**Exercise directions:** Please copy out every line in the records below that includes the word "labels".

**** Material provided ****

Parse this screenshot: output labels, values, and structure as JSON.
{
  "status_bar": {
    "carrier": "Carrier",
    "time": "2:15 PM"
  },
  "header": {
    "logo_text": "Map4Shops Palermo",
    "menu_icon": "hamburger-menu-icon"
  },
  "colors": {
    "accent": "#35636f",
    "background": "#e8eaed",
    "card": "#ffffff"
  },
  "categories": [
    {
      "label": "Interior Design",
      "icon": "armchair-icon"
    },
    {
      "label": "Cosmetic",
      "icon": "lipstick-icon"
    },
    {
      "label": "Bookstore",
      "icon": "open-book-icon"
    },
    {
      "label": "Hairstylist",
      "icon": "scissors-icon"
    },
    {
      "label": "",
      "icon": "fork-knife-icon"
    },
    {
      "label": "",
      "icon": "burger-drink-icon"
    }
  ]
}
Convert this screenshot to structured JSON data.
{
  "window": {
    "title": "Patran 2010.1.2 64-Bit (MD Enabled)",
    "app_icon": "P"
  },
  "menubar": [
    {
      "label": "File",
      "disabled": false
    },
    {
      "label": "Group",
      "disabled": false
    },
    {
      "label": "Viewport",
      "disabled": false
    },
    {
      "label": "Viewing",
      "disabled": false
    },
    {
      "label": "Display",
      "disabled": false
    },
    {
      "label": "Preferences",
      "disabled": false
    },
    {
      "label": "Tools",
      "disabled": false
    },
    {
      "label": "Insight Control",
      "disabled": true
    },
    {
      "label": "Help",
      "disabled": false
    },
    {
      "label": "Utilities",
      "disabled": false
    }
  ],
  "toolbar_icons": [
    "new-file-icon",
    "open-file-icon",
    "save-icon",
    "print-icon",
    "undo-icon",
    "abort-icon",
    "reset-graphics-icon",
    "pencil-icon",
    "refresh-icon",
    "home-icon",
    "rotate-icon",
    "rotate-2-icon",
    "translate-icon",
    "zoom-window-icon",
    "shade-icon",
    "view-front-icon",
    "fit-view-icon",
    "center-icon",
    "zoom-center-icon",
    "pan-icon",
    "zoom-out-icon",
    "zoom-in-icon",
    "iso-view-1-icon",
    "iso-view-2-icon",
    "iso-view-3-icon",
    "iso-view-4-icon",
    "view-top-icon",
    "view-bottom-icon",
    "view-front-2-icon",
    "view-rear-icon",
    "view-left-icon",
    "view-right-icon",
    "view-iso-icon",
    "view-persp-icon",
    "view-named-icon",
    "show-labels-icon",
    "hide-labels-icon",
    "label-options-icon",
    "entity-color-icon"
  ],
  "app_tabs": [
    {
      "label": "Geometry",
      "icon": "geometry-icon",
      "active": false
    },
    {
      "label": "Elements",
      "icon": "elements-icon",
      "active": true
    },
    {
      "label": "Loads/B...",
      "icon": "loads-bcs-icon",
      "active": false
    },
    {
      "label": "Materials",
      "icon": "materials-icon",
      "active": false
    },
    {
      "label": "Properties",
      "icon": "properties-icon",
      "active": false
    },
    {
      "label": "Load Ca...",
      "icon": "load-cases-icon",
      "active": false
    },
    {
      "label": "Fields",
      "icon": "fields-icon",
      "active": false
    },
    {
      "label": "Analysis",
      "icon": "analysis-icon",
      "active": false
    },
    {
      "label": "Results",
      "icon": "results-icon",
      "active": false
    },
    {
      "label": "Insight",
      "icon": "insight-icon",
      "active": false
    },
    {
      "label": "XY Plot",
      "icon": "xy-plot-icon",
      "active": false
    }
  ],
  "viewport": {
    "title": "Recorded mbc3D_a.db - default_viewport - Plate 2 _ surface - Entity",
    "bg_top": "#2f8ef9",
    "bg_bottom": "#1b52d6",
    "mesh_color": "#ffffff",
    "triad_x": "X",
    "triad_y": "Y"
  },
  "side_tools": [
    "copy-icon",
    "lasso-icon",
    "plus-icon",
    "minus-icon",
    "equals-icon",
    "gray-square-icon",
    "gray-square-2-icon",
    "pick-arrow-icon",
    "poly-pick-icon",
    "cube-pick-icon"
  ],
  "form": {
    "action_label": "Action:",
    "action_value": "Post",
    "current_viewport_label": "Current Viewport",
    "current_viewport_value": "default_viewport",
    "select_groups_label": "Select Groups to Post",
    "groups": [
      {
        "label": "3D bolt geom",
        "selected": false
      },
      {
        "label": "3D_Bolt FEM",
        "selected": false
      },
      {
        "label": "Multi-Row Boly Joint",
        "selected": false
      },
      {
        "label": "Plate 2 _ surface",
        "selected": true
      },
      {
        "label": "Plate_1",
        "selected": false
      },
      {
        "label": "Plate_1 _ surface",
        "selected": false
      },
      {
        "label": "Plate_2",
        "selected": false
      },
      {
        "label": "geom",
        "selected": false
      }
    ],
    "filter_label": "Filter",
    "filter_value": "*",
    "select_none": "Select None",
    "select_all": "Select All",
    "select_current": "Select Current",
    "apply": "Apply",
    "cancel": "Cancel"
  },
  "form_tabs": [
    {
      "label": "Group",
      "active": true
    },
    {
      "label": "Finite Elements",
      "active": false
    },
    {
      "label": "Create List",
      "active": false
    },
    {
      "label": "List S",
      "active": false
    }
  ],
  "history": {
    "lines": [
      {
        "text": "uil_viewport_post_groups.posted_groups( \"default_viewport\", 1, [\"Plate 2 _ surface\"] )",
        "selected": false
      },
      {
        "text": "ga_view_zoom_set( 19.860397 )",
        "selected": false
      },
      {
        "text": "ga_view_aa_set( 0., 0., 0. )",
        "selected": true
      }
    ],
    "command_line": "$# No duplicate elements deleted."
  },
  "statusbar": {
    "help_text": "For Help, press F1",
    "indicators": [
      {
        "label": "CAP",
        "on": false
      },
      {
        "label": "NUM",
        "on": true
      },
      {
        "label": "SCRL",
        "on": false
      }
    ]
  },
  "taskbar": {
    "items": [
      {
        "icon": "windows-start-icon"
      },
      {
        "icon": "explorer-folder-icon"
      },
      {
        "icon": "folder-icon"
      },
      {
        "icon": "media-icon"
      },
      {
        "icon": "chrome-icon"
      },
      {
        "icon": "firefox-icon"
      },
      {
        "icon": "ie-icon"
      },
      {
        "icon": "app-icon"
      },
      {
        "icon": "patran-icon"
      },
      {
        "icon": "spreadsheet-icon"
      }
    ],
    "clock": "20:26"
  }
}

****

**Solution below:**
Parse this screenshot: output labels, values, and structure as JSON.
    "show-labels-icon",
    "hide-labels-icon",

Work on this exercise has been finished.